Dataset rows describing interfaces
== Segment start ==
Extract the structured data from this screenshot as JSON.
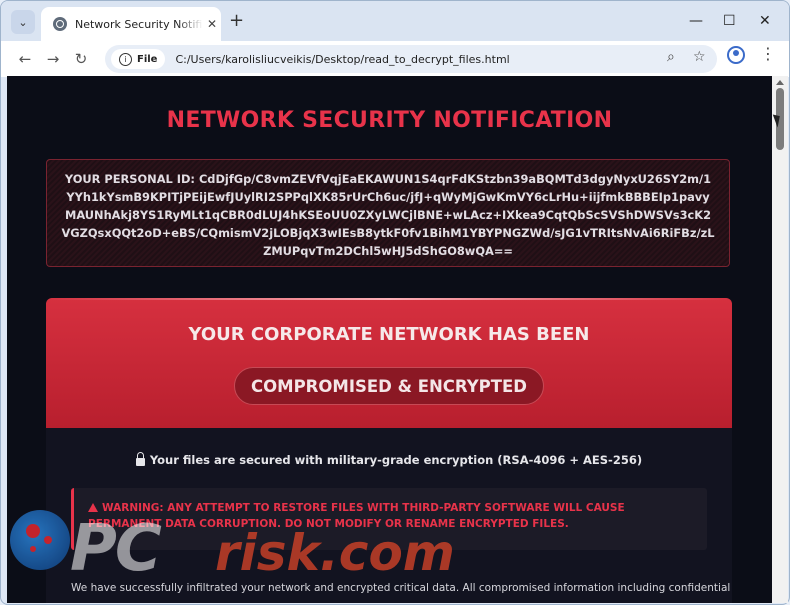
{
  "browser": {
    "tab_title": "Network Security Notification &",
    "tab_close": "✕",
    "new_tab": "+",
    "file_label": "File",
    "url": "C:/Users/karolisliucveikis/Desktop/read_to_decrypt_files.html",
    "window_min": "—",
    "window_max": "☐",
    "window_close": "✕"
  },
  "page": {
    "title": "NETWORK SECURITY NOTIFICATION",
    "personal_id": "YOUR PERSONAL ID: CdDjfGp/C8vmZEVfVqjEaEKAWUN1S4qrFdKStzbn39aBQMTd3dgyNyxU26SY2m/1YYh1kYsmB9KPITjPEijEwfJUylRI2SPPqlXK85rUrCh6uc/jfJ+qWyMjGwKmVY6cLrHu+iijfmkBBBEIp1pavyMAUNhAkj8YS1RyMLt1qCBR0dLUJ4hKSEoUU0ZXyLWCjlBNE+wLAcz+IXkea9CqtQbScSVShDWSVs3cK2VGZQsxQQt2oD+eBS/CQmismV2jLOBjqX3wIEsB8ytkF0fv1BihM1YBYPNGZWd/sJG1vTRItsNvAi6RiFBz/zLZMUPqvTm2DChl5wHJ5dShGO8wQA==",
    "header_line": "YOUR CORPORATE NETWORK HAS BEEN",
    "header_pill": "COMPROMISED & ENCRYPTED",
    "secured_text": "Your files are secured with military-grade encryption (RSA-4096 + AES-256)",
    "warning_text": "WARNING: ANY ATTEMPT TO RESTORE FILES WITH THIRD-PARTY SOFTWARE WILL CAUSE PERMANENT DATA CORRUPTION. DO NOT MODIFY OR RENAME ENCRYPTED FILES.",
    "body_text": "We have successfully infiltrated your network and encrypted critical data. All compromised information including confidential"
  },
  "watermark": {
    "text_pc": "PC",
    "text_risk": "risk.com"
  },
  "colors": {
    "accent_red": "#e8334a",
    "page_bg": "#0b0d17"
  }
}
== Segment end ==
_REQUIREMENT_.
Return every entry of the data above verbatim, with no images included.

_SOLUTION BELOW_.
Extract the structured data from this screenshot as JSON.
{
  "browser": {
    "tab_title": "Network Security Notification &",
    "tab_close": "✕",
    "new_tab": "+",
    "file_label": "File",
    "url": "C:/Users/karolisliucveikis/Desktop/read_to_decrypt_files.html",
    "window_min": "—",
    "window_max": "☐",
    "window_close": "✕"
  },
  "page": {
    "title": "NETWORK SECURITY NOTIFICATION",
    "personal_id": "YOUR PERSONAL ID: CdDjfGp/C8vmZEVfVqjEaEKAWUN1S4qrFdKStzbn39aBQMTd3dgyNyxU26SY2m/1YYh1kYsmB9KPITjPEijEwfJUylRI2SPPqlXK85rUrCh6uc/jfJ+qWyMjGwKmVY6cLrHu+iijfmkBBBEIp1pavyMAUNhAkj8YS1RyMLt1qCBR0dLUJ4hKSEoUU0ZXyLWCjlBNE+wLAcz+IXkea9CqtQbScSVShDWSVs3cK2VGZQsxQQt2oD+eBS/CQmismV2jLOBjqX3wIEsB8ytkF0fv1BihM1YBYPNGZWd/sJG1vTRItsNvAi6RiFBz/zLZMUPqvTm2DChl5wHJ5dShGO8wQA==",
    "header_line": "YOUR CORPORATE NETWORK HAS BEEN",
    "header_pill": "COMPROMISED & ENCRYPTED",
    "secured_text": "Your files are secured with military-grade encryption (RSA-4096 + AES-256)",
    "warning_text": "WARNING: ANY ATTEMPT TO RESTORE FILES WITH THIRD-PARTY SOFTWARE WILL CAUSE PERMANENT DATA CORRUPTION. DO NOT MODIFY OR RENAME ENCRYPTED FILES.",
    "body_text": "We have successfully infiltrated your network and encrypted critical data. All compromised information including confidential"
  },
  "watermark": {
    "text_pc": "PC",
    "text_risk": "risk.com"
  },
  "colors": {
    "accent_red": "#e8334a",
    "page_bg": "#0b0d17"
  }
}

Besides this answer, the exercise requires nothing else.